EXERCISE MATERIAL: Begin
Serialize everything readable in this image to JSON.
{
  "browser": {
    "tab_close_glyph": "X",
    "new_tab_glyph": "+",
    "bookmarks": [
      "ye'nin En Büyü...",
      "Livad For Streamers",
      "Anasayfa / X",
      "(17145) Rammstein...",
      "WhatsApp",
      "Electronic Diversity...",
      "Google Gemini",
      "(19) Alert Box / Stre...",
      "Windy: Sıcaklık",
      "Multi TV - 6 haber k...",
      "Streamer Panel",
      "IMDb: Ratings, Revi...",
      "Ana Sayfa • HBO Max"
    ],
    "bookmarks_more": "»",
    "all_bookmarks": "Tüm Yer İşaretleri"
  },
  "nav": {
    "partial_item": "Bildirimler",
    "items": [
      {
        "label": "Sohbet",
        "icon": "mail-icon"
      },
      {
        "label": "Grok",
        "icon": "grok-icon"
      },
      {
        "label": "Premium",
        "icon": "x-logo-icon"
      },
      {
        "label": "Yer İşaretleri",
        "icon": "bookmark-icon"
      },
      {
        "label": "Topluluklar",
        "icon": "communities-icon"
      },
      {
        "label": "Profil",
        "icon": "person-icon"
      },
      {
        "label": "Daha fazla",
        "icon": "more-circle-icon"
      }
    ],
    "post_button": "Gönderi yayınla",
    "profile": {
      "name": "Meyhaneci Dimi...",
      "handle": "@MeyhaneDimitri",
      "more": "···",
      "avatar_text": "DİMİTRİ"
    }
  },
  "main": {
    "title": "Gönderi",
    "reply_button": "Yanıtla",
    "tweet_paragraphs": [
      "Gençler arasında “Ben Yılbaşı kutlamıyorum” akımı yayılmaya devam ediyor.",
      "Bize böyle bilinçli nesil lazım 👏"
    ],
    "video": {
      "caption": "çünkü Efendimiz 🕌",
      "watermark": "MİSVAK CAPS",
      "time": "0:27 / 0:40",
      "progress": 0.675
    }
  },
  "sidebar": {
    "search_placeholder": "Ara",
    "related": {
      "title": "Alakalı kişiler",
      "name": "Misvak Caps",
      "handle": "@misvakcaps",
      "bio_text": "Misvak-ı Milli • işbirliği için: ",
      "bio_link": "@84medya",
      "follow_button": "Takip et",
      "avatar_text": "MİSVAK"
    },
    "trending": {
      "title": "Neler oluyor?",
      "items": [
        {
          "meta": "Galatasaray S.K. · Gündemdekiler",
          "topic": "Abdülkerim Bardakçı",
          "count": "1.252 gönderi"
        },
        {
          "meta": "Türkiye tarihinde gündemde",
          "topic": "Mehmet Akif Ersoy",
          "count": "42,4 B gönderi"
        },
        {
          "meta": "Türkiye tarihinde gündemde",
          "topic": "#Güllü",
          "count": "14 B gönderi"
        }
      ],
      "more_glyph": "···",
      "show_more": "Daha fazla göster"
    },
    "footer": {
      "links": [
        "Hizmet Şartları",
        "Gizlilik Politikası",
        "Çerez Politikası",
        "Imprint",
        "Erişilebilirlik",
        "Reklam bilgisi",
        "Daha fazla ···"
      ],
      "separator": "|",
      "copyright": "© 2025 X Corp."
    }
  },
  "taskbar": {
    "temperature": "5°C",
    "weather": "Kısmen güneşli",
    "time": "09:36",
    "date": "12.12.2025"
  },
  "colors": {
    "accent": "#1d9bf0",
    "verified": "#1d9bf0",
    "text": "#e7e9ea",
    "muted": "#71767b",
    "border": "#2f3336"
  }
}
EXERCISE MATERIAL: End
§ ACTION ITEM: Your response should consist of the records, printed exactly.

§ EXERCISE OUTPUT:
Serialize everything readable in this image to JSON.
{
  "browser": {
    "tab_close_glyph": "X",
    "new_tab_glyph": "+",
    "bookmarks": [
      "ye'nin En Büyü...",
      "Livad For Streamers",
      "Anasayfa / X",
      "(17145) Rammstein...",
      "WhatsApp",
      "Electronic Diversity...",
      "Google Gemini",
      "(19) Alert Box / Stre...",
      "Windy: Sıcaklık",
      "Multi TV - 6 haber k...",
      "Streamer Panel",
      "IMDb: Ratings, Revi...",
      "Ana Sayfa • HBO Max"
    ],
    "bookmarks_more": "»",
    "all_bookmarks": "Tüm Yer İşaretleri"
  },
  "nav": {
    "partial_item": "Bildirimler",
    "items": [
      {
        "label": "Sohbet",
        "icon": "mail-icon"
      },
      {
        "label": "Grok",
        "icon": "grok-icon"
      },
      {
        "label": "Premium",
        "icon": "x-logo-icon"
      },
      {
        "label": "Yer İşaretleri",
        "icon": "bookmark-icon"
      },
      {
        "label": "Topluluklar",
        "icon": "communities-icon"
      },
      {
        "label": "Profil",
        "icon": "person-icon"
      },
      {
        "label": "Daha fazla",
        "icon": "more-circle-icon"
      }
    ],
    "post_button": "Gönderi yayınla",
    "profile": {
      "name": "Meyhaneci Dimi...",
      "handle": "@MeyhaneDimitri",
      "more": "···",
      "avatar_text": "DİMİTRİ"
    }
  },
  "main": {
    "title": "Gönderi",
    "reply_button": "Yanıtla",
    "tweet_paragraphs": [
      "Gençler arasında “Ben Yılbaşı kutlamıyorum” akımı yayılmaya devam ediyor.",
      "Bize böyle bilinçli nesil lazım 👏"
    ],
    "video": {
      "caption": "çünkü Efendimiz 🕌",
      "watermark": "MİSVAK CAPS",
      "time": "0:27 / 0:40",
      "progress": 0.675
    }
  },
  "sidebar": {
    "search_placeholder": "Ara",
    "related": {
      "title": "Alakalı kişiler",
      "name": "Misvak Caps",
      "handle": "@misvakcaps",
      "bio_text": "Misvak-ı Milli • işbirliği için: ",
      "bio_link": "@84medya",
      "follow_button": "Takip et",
      "avatar_text": "MİSVAK"
    },
    "trending": {
      "title": "Neler oluyor?",
      "items": [
        {
          "meta": "Galatasaray S.K. · Gündemdekiler",
          "topic": "Abdülkerim Bardakçı",
          "count": "1.252 gönderi"
        },
        {
          "meta": "Türkiye tarihinde gündemde",
          "topic": "Mehmet Akif Ersoy",
          "count": "42,4 B gönderi"
        },
        {
          "meta": "Türkiye tarihinde gündemde",
          "topic": "#Güllü",
          "count": "14 B gönderi"
        }
      ],
      "more_glyph": "···",
      "show_more": "Daha fazla göster"
    },
    "footer": {
      "links": [
        "Hizmet Şartları",
        "Gizlilik Politikası",
        "Çerez Politikası",
        "Imprint",
        "Erişilebilirlik",
        "Reklam bilgisi",
        "Daha fazla ···"
      ],
      "separator": "|",
      "copyright": "© 2025 X Corp."
    }
  },
  "taskbar": {
    "temperature": "5°C",
    "weather": "Kısmen güneşli",
    "time": "09:36",
    "date": "12.12.2025"
  },
  "colors": {
    "accent": "#1d9bf0",
    "verified": "#1d9bf0",
    "text": "#e7e9ea",
    "muted": "#71767b",
    "border": "#2f3336"
  }
}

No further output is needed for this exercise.